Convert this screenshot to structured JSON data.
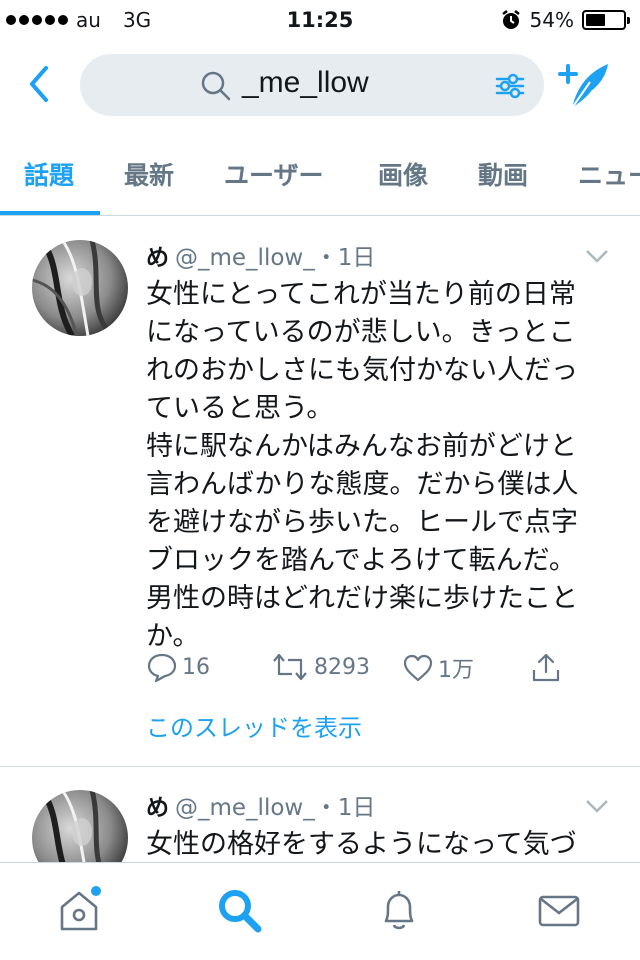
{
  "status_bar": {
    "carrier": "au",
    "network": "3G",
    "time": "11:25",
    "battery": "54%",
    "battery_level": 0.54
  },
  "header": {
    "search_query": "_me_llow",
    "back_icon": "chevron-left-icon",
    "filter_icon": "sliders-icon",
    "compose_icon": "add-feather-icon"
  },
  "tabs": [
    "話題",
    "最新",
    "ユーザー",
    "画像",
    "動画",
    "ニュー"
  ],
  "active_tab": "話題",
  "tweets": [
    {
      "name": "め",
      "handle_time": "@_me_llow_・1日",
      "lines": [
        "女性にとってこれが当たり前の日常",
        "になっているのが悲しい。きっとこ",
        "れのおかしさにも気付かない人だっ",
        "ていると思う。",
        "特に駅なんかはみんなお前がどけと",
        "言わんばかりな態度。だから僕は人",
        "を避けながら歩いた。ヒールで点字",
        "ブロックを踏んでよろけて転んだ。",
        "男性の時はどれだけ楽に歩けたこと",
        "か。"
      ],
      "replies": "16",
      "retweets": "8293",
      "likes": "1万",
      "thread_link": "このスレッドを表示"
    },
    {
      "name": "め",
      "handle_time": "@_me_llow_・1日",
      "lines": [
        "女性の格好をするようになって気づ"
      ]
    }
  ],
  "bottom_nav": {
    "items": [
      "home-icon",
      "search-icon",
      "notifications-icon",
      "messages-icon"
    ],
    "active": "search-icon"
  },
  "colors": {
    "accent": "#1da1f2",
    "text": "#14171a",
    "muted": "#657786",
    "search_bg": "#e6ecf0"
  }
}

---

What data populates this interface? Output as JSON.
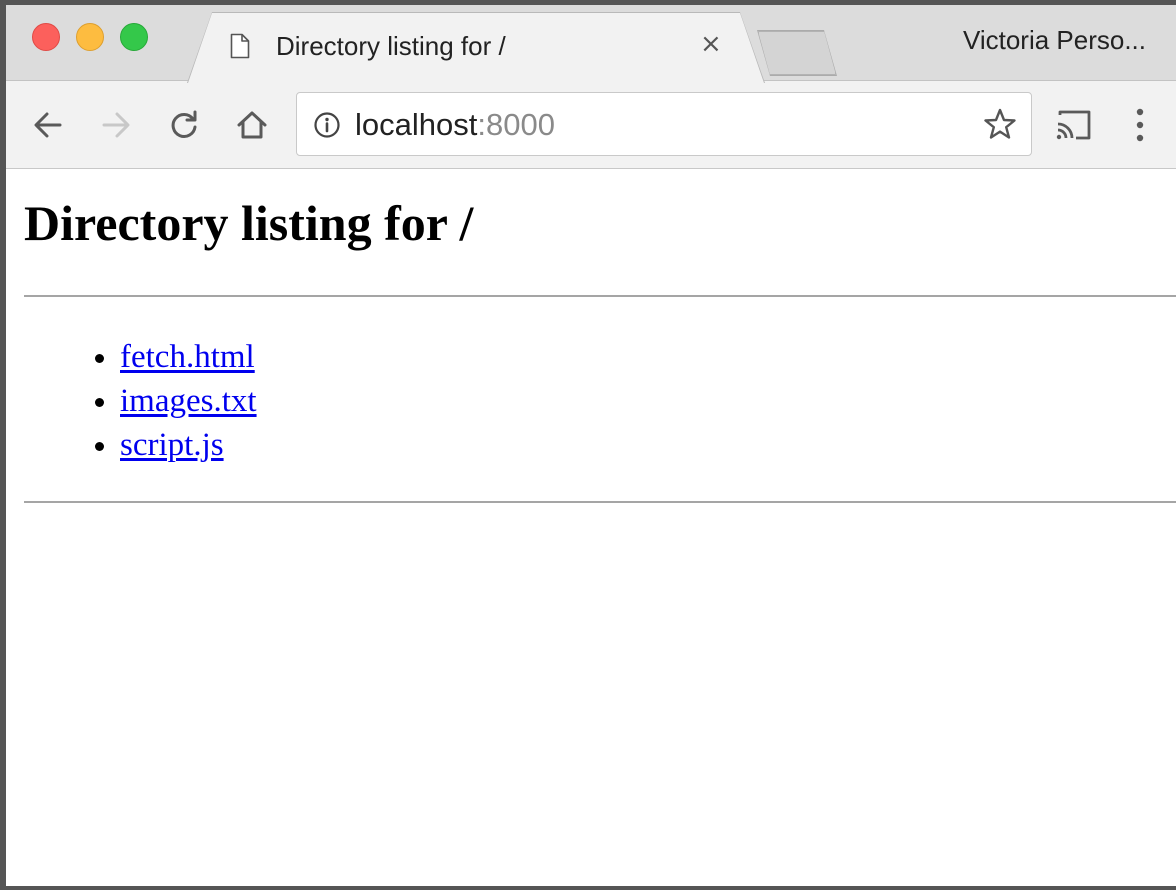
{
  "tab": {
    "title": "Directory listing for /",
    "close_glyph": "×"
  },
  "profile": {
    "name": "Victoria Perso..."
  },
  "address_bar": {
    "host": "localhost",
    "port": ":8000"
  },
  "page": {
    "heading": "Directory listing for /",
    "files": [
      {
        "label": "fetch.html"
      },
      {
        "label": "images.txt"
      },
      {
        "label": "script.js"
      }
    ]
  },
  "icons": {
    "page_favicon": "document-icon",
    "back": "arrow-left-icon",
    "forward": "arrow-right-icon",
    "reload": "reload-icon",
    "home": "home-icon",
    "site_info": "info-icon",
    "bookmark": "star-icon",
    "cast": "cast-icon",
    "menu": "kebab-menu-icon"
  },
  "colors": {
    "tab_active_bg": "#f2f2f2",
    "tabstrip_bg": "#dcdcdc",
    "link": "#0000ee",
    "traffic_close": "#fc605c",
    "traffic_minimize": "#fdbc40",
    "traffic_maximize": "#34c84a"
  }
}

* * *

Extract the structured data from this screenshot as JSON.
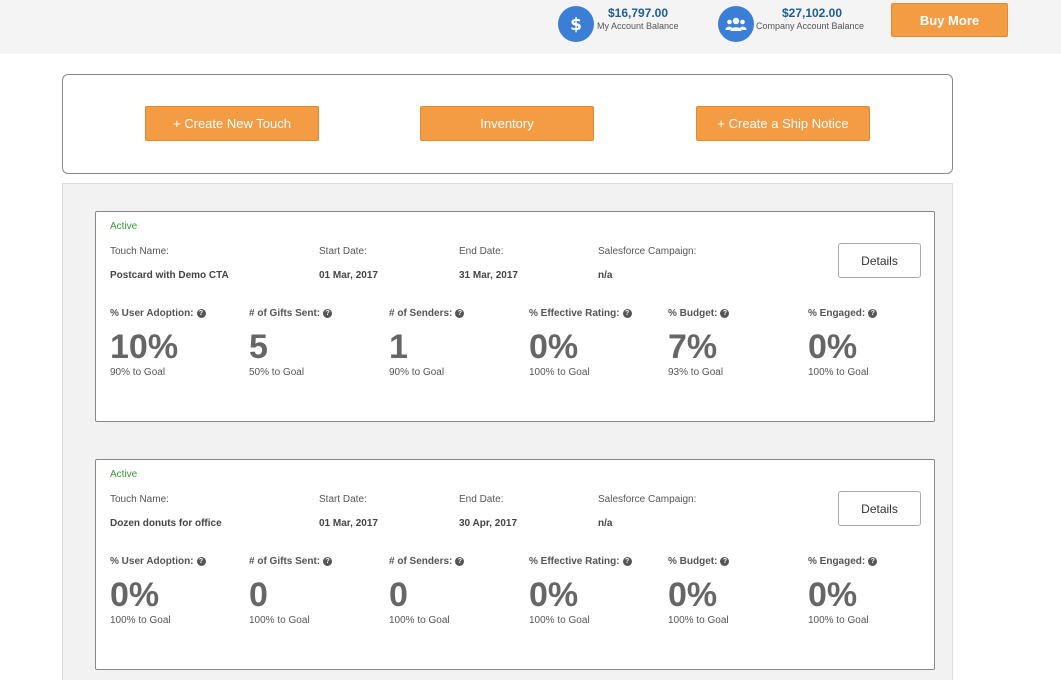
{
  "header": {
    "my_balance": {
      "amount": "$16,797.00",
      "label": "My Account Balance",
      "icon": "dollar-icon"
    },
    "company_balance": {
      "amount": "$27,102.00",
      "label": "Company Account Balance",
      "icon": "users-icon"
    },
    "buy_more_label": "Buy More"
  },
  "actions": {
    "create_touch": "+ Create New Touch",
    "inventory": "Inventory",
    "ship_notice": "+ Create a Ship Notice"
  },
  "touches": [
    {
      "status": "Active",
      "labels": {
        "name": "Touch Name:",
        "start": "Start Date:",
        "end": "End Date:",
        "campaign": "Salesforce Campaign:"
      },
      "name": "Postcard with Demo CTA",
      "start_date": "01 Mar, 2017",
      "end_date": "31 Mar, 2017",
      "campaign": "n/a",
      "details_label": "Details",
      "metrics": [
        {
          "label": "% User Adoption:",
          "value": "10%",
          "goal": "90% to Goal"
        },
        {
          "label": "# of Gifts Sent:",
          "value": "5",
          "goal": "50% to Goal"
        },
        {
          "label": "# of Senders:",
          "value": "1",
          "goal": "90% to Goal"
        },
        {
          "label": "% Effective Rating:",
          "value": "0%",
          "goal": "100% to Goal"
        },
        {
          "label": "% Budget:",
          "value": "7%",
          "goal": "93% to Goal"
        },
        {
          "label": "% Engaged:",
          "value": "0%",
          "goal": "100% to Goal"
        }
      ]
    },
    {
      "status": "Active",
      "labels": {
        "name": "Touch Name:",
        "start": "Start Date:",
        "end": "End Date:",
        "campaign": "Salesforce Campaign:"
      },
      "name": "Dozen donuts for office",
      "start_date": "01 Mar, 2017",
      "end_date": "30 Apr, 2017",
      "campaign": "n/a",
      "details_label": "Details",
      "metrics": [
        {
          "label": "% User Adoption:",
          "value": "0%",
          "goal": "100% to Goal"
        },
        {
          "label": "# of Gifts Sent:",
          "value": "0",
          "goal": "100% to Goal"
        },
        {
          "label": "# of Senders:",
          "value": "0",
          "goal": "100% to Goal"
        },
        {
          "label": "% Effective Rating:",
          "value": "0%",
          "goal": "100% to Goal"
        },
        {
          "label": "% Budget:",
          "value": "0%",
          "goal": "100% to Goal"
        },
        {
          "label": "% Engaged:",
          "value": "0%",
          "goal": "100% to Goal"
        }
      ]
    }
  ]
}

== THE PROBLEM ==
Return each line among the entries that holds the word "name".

== RESPONSE AREA ==
      "name": "め",
      "name": "め",
    "name": "Victoria Perso..."
        "name": "Touch Name:",
      "name": "Postcard with Demo CTA",
        "name": "Touch Name:",
      "name": "Dozen donuts for office",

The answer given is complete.